● What the task requires:
Among the entries below, count the lines holding the string "JSON". Respond with the number alone.

* * * * *

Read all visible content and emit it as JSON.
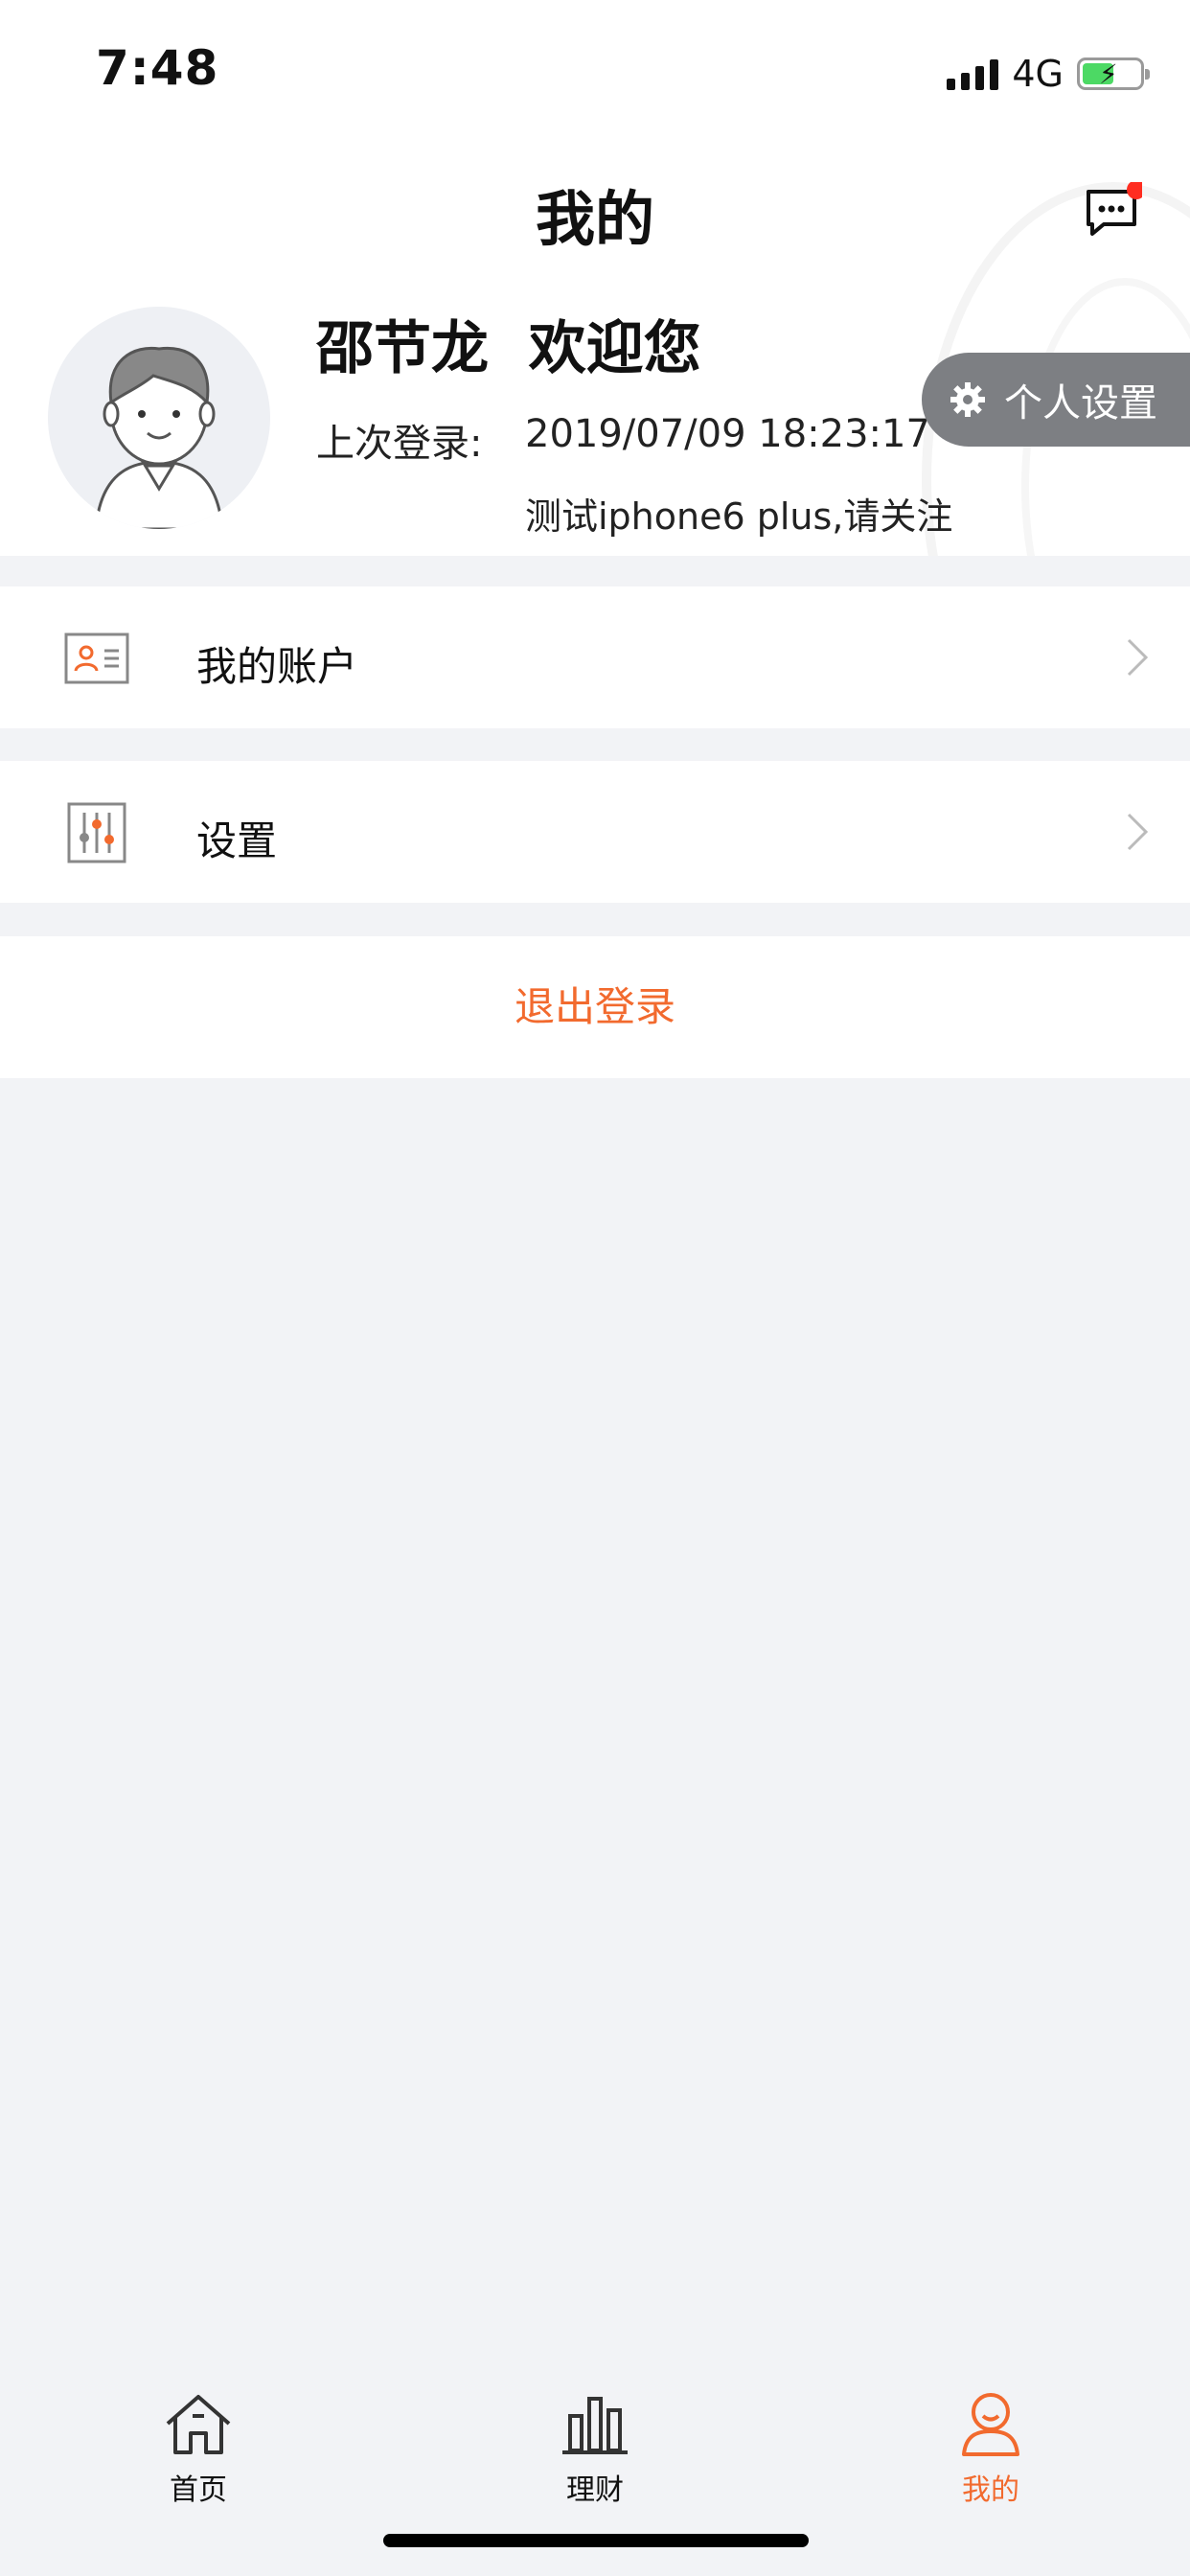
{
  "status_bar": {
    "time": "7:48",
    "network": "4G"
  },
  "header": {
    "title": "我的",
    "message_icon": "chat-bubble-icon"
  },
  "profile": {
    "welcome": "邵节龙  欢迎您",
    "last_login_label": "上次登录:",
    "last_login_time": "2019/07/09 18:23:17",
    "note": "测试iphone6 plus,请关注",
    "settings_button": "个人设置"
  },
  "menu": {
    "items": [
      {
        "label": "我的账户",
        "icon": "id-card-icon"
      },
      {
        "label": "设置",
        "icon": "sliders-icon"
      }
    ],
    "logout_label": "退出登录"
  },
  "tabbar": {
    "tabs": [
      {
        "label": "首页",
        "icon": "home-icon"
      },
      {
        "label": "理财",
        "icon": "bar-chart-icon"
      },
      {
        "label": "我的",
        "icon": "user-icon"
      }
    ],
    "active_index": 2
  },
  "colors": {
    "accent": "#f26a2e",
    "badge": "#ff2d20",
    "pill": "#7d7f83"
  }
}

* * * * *

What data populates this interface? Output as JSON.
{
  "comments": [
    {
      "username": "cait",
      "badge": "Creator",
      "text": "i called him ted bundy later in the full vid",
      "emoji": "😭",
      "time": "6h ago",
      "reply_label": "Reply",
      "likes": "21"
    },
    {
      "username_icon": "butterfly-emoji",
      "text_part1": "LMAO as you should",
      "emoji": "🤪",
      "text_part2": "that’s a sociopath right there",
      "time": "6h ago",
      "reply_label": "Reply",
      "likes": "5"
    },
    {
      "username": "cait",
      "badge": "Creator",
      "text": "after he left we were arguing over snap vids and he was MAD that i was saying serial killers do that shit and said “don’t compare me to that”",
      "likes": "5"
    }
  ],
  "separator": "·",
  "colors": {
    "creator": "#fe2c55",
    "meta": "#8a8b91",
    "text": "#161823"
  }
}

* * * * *

● Solution to this exercise:
2